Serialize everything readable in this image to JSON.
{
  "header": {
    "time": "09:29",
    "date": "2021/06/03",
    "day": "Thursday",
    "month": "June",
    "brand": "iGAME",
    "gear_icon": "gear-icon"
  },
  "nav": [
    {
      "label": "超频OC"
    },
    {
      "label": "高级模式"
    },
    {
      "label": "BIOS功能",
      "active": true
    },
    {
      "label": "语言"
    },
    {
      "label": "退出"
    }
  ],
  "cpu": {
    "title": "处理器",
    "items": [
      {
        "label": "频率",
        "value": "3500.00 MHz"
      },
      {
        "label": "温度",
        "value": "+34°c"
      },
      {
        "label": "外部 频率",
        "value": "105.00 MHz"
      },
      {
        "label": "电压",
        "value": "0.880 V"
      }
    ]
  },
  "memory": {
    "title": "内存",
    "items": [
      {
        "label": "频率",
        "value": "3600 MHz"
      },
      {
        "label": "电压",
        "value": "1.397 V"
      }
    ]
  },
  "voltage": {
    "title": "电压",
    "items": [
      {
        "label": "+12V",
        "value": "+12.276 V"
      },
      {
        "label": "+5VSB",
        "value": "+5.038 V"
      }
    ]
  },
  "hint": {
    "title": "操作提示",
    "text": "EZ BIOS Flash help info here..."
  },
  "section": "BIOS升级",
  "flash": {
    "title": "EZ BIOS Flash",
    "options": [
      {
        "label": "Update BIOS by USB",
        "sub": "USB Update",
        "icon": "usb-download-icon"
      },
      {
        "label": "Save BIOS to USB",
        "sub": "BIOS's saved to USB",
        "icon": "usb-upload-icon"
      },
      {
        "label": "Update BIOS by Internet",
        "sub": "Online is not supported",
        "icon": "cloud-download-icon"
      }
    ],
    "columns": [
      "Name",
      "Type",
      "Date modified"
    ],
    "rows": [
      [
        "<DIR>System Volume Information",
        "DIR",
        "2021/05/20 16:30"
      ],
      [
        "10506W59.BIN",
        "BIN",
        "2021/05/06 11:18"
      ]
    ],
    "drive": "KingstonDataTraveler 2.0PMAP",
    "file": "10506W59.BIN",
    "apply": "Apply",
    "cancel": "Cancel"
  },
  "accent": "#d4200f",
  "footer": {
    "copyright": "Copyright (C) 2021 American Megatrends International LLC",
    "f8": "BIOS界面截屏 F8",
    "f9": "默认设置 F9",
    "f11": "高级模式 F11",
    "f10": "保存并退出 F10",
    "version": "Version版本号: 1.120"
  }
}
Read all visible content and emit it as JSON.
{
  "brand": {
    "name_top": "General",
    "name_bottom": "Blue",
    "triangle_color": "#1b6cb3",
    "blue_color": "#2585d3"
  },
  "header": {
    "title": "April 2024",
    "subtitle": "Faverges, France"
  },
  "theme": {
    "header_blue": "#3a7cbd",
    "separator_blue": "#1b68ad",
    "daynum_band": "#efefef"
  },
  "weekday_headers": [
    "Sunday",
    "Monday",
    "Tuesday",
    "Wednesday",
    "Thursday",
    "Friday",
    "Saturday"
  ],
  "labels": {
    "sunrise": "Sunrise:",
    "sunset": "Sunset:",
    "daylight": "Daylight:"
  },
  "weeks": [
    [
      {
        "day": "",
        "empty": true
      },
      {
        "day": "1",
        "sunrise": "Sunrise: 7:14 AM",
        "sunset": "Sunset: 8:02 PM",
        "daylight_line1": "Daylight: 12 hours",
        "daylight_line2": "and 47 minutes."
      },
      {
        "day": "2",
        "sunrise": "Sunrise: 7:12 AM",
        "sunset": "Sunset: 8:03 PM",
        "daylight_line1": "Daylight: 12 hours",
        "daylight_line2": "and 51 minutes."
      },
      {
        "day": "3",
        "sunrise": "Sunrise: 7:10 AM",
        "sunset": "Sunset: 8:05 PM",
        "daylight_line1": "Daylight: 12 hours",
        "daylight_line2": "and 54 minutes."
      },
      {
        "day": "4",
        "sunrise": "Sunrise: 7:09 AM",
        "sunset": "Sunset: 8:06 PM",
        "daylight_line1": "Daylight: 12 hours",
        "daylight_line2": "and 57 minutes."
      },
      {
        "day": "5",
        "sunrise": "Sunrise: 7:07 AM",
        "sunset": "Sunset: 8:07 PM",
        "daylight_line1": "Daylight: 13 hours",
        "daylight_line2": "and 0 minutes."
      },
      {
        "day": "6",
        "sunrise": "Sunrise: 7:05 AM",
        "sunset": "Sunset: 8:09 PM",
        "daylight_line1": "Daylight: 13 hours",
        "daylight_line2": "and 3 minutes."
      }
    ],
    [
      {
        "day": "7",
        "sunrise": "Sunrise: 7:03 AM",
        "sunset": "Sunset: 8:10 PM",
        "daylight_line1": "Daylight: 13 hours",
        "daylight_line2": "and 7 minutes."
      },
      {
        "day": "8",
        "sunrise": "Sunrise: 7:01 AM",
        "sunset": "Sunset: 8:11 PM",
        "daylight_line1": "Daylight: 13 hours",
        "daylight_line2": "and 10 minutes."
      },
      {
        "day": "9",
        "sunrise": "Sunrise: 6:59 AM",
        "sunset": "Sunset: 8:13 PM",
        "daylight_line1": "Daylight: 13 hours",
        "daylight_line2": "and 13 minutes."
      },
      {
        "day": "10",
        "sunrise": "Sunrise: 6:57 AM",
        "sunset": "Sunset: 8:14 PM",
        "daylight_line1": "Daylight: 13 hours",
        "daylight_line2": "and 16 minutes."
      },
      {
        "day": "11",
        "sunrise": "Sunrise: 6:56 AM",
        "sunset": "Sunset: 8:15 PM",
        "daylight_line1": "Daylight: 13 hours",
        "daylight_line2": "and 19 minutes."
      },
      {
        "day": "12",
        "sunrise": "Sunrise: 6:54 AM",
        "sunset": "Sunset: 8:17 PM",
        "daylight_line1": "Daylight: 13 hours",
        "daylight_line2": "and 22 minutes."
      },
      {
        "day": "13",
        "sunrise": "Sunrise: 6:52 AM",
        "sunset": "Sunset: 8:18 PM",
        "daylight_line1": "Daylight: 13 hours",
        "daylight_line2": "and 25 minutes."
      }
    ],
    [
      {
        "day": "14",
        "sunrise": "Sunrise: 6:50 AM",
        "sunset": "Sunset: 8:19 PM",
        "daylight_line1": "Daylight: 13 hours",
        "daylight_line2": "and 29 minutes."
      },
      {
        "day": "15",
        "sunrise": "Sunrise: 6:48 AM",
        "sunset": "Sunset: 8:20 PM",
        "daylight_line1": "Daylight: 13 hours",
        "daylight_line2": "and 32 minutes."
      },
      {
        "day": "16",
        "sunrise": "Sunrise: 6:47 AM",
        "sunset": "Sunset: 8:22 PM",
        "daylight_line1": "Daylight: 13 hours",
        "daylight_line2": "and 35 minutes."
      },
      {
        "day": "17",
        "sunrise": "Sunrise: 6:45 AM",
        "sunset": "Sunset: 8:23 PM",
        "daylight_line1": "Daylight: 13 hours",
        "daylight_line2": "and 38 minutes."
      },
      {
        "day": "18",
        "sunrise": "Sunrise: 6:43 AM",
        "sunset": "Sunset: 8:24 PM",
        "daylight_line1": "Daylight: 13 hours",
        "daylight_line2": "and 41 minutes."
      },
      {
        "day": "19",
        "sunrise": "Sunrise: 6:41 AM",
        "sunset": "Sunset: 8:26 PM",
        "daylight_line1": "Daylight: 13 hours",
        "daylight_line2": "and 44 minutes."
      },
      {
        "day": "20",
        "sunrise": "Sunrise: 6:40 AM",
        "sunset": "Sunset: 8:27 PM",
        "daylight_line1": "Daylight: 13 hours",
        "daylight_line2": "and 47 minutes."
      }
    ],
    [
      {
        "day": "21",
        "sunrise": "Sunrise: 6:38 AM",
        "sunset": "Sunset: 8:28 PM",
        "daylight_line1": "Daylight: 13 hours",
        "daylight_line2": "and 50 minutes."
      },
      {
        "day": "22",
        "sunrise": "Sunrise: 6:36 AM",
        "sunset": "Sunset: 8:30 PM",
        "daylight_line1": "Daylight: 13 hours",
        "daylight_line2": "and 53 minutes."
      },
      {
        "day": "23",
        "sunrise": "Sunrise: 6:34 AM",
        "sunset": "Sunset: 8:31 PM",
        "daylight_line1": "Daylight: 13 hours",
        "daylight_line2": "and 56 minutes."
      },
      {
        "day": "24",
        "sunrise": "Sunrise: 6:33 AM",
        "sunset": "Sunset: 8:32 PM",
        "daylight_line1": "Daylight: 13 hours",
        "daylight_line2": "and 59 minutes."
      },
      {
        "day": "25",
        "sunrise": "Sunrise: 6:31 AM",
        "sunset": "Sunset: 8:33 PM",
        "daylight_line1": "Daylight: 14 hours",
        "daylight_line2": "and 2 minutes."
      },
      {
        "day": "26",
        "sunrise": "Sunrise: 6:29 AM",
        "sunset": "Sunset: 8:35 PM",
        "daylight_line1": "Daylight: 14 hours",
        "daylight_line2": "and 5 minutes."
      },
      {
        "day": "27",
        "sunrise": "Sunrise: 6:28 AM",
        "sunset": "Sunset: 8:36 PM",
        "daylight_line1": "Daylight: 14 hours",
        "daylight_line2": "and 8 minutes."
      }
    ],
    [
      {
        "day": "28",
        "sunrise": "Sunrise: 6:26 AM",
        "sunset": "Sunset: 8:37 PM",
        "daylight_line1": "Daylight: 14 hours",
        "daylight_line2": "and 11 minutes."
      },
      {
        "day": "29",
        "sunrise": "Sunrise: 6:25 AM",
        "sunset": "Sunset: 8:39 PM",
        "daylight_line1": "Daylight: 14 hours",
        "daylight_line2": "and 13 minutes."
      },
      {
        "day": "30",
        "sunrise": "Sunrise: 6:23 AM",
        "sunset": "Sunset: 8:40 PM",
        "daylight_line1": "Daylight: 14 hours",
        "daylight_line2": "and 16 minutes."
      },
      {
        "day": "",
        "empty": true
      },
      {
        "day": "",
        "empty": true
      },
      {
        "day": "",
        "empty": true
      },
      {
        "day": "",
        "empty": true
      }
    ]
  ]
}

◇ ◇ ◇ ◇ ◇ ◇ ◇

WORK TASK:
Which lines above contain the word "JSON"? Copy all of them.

REPLY:
Serialize everything readable in this image to JSON.
Read all visible content and emit it as JSON.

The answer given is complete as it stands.